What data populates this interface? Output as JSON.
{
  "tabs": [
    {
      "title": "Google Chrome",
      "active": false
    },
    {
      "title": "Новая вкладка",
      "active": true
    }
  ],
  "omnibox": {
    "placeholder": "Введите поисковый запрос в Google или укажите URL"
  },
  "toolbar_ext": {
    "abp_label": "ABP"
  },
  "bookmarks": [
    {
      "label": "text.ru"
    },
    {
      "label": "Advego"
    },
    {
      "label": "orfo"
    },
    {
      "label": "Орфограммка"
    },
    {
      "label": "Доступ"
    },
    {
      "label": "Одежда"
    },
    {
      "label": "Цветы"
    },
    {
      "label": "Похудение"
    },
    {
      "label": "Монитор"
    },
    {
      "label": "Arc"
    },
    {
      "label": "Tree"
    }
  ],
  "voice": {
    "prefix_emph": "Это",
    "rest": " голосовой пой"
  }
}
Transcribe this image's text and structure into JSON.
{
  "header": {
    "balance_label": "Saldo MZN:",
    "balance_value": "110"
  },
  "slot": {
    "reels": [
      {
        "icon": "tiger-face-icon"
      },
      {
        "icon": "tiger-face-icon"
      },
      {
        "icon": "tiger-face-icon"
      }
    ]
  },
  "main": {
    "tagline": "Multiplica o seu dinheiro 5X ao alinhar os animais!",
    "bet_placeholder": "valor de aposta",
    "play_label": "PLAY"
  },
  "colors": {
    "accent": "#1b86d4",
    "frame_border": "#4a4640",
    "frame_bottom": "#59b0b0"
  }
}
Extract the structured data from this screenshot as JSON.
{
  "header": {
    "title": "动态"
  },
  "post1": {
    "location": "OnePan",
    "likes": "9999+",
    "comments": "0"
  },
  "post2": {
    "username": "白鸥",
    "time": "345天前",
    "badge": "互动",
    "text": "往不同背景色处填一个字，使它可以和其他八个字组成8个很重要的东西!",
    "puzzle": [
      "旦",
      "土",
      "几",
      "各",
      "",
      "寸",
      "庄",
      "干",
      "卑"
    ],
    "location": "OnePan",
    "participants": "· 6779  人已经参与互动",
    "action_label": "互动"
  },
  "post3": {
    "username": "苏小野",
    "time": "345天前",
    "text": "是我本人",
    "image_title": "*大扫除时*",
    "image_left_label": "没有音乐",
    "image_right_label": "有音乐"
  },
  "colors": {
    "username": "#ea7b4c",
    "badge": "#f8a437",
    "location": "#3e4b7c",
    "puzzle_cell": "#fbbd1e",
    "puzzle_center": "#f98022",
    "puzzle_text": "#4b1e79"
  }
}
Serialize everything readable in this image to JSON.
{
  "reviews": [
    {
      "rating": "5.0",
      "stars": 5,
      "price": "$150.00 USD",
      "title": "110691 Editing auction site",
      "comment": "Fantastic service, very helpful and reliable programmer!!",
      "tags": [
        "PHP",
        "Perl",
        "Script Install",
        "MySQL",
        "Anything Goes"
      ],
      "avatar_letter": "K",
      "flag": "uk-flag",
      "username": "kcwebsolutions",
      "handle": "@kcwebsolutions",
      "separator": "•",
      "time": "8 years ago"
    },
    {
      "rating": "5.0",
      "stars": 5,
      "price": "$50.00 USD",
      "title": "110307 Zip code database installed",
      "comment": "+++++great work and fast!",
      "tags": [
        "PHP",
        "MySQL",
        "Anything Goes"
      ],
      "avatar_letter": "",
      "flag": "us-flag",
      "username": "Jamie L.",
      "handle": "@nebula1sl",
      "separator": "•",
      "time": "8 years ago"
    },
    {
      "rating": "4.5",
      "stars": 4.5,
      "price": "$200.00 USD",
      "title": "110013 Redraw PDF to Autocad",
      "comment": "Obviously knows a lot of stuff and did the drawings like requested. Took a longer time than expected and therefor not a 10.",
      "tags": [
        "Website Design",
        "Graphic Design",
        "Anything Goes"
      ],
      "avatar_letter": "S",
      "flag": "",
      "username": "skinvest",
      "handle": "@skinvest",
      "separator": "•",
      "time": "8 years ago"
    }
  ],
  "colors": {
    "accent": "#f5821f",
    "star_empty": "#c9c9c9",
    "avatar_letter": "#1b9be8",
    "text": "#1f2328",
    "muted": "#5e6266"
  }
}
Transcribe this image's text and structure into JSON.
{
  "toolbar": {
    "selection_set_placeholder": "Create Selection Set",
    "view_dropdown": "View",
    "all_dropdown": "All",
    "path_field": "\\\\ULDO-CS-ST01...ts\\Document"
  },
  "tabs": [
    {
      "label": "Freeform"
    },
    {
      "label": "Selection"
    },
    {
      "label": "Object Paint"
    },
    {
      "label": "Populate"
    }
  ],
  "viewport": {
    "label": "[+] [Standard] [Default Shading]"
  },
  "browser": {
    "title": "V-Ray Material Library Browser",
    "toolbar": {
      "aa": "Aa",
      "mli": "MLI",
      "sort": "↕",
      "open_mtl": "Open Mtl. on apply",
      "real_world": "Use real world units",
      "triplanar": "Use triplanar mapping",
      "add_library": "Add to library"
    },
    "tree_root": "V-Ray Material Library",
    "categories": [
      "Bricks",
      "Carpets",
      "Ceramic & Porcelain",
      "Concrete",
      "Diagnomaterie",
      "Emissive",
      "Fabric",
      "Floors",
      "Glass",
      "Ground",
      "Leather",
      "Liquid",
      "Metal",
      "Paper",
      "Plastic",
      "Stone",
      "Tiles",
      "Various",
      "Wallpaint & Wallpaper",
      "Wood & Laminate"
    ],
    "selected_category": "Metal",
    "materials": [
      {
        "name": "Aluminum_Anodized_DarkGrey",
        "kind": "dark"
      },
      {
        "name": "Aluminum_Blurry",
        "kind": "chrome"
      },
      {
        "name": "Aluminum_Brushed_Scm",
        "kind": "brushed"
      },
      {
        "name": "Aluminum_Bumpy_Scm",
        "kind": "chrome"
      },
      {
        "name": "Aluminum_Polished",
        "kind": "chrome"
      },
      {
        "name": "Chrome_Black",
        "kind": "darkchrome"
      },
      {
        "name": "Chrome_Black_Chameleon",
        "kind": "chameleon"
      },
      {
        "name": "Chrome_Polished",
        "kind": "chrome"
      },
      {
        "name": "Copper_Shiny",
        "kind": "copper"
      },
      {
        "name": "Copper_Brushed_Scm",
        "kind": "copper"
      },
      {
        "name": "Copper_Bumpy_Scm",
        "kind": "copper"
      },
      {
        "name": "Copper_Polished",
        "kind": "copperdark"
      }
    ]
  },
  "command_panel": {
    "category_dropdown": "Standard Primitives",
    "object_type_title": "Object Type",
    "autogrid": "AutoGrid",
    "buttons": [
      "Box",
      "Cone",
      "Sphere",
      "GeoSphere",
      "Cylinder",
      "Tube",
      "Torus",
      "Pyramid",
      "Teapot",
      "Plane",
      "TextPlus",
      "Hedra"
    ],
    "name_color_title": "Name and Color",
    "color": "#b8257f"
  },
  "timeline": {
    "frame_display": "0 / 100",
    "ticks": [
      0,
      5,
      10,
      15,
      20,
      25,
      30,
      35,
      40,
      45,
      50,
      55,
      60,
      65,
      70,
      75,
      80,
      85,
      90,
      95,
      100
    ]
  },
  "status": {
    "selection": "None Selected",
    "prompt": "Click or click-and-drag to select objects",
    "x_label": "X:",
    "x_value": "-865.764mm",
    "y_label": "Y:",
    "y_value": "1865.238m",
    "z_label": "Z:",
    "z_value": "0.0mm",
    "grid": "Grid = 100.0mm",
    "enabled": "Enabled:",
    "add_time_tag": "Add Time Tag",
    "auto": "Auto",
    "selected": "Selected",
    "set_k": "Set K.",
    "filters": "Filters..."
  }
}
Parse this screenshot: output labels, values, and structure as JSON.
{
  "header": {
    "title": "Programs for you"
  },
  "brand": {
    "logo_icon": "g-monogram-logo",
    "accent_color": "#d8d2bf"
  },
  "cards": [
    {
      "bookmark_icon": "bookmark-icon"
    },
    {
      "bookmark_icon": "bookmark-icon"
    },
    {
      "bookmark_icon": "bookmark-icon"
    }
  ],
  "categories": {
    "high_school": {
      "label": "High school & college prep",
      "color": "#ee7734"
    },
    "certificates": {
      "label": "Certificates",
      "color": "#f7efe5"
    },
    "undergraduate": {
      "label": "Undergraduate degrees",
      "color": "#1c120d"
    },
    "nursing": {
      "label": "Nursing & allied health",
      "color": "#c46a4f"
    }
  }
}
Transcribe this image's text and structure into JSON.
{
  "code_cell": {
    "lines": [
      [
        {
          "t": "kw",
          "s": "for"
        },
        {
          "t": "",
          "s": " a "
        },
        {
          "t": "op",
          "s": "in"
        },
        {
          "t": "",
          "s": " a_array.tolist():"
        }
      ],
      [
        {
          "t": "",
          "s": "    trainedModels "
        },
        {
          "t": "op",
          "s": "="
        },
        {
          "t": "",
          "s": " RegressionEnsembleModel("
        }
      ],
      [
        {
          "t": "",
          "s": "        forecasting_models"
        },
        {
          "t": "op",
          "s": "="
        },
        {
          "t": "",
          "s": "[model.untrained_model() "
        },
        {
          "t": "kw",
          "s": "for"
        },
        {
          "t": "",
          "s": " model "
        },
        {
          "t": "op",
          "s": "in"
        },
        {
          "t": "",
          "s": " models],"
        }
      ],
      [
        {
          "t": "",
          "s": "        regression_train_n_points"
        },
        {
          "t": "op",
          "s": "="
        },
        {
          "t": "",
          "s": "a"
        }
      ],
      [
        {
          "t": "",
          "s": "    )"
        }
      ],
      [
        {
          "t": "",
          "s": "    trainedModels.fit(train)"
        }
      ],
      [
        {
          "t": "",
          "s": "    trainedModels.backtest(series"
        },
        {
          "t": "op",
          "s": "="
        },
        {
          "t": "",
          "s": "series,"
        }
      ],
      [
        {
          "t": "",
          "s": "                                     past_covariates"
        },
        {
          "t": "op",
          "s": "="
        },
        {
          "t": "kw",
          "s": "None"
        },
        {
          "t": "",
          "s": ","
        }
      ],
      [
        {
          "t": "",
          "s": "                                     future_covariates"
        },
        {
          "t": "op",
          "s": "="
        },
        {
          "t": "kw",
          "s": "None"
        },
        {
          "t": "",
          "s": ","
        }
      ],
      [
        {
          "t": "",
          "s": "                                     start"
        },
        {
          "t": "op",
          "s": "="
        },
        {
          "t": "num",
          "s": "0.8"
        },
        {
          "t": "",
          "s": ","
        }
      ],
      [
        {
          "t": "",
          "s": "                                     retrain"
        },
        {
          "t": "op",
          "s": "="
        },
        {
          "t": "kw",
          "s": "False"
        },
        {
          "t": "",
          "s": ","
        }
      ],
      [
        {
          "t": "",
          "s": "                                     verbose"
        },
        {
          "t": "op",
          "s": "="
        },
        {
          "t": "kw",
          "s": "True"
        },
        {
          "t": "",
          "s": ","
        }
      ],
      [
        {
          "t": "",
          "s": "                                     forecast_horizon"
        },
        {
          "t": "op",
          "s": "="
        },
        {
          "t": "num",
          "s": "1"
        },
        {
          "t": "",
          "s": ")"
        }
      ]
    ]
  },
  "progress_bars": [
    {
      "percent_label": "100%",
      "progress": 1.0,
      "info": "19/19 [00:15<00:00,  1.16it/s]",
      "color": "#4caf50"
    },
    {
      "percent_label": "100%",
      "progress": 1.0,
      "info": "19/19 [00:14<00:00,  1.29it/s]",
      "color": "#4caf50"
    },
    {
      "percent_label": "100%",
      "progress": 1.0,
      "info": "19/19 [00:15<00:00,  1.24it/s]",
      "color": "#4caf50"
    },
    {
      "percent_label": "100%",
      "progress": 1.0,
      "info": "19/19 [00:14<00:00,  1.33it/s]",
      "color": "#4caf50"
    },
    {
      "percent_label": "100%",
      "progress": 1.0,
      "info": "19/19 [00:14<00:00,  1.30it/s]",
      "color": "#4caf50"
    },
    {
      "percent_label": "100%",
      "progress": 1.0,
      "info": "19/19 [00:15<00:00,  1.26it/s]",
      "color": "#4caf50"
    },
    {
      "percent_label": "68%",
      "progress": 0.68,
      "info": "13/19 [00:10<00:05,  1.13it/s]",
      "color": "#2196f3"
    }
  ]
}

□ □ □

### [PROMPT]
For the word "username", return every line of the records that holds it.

### [FINISHED EXERCISE]
    "username": "白鸥",
    "username": "苏小野",
    "username": "#ea7b4c",
      "username": "kcwebsolutions",
      "username": "Jamie L.",
      "username": "skinvest",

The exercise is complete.